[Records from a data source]
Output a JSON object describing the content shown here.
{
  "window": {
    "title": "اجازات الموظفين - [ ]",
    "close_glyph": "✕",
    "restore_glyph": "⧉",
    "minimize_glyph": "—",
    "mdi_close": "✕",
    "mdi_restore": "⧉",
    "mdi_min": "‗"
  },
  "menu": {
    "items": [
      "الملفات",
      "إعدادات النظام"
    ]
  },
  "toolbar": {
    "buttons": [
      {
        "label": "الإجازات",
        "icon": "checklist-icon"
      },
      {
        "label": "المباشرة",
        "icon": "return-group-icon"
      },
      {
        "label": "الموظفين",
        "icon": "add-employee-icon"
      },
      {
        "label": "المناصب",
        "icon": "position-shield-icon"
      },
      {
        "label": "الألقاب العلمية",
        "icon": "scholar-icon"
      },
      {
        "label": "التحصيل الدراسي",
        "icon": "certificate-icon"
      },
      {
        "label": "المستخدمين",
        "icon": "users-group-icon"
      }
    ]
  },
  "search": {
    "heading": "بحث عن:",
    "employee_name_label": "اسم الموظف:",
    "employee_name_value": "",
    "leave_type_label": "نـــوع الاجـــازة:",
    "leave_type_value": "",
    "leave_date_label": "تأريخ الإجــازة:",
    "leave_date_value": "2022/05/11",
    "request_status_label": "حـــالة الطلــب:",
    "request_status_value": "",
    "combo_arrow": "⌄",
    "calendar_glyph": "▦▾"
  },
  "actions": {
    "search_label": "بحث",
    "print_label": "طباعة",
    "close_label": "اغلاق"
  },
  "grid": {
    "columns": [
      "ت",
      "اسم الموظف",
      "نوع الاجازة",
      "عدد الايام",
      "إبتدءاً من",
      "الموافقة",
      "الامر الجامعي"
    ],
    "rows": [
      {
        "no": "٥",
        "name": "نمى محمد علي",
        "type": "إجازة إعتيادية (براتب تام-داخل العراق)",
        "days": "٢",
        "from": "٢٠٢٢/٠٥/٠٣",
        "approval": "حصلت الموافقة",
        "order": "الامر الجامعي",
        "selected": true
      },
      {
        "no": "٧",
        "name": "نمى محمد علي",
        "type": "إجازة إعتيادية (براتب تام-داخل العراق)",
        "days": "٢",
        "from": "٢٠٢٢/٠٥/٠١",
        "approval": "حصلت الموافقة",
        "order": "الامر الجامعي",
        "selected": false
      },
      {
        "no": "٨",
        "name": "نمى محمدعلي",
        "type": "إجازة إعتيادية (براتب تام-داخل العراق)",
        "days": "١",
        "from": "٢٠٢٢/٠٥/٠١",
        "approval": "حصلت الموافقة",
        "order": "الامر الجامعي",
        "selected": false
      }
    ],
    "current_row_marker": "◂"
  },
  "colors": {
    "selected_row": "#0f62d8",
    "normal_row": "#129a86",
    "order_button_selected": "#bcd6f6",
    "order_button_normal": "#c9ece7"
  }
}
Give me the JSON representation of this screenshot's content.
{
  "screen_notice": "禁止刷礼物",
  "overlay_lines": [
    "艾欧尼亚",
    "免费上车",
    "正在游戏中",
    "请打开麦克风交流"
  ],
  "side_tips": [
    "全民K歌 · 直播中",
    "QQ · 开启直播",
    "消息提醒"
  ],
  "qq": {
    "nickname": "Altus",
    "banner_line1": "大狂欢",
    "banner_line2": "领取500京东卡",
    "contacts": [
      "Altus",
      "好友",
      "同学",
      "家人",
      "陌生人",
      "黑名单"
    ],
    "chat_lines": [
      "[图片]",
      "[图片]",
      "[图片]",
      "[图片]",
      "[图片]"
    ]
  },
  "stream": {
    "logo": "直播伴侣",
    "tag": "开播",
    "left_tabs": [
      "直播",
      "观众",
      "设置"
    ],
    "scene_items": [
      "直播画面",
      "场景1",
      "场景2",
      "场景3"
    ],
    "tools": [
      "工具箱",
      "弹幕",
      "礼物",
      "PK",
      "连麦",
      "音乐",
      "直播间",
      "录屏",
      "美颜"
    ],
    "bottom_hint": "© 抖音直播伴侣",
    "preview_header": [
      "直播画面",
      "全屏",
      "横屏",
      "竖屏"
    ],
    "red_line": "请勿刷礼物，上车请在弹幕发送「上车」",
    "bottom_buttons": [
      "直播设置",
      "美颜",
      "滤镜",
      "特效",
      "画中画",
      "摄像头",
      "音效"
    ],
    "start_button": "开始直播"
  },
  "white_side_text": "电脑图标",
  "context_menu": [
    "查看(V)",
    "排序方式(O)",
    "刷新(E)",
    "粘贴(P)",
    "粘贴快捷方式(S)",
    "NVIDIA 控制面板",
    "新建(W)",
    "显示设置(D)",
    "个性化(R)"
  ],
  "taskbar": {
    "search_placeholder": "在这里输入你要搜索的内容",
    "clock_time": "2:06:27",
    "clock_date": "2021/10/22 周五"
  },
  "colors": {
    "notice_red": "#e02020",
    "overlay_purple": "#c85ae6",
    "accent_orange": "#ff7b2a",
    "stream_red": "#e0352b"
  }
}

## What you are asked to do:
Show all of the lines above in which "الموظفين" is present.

## Response area:
    "title": "اجازات الموظفين - [ ]",
        "label": "الموظفين",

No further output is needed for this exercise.